# What to do:
Look through the entries below, please, and copy every line with the word "speech".

# Material for this exercise:
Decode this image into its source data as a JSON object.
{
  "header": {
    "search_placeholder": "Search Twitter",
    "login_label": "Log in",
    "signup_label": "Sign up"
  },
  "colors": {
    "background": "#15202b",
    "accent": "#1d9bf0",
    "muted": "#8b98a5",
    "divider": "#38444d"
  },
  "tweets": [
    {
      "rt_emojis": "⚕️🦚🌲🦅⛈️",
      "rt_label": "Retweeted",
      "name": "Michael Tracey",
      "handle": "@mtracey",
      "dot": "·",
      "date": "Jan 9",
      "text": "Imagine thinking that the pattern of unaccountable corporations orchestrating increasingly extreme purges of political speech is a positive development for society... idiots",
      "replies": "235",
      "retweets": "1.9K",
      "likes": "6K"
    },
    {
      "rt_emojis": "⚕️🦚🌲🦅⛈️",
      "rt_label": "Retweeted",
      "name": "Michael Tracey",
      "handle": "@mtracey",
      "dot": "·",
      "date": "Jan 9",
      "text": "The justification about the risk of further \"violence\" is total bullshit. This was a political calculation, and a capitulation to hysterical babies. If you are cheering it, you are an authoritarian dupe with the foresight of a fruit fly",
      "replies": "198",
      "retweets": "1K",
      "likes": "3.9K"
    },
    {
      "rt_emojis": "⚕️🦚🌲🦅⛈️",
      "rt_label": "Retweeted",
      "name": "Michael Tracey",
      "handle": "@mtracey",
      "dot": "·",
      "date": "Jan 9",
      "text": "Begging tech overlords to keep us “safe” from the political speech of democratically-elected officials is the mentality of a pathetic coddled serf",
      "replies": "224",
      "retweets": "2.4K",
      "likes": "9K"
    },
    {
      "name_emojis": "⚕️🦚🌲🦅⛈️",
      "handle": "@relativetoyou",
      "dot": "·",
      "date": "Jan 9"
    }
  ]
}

# Written solution:
      "text": "Imagine thinking that the pattern of unaccountable corporations orchestrating increasingly extreme purges of political speech is a positive development for society... idiots",
      "text": "Begging tech overlords to keep us “safe” from the political speech of democratically-elected officials is the mentality of a pathetic coddled serf",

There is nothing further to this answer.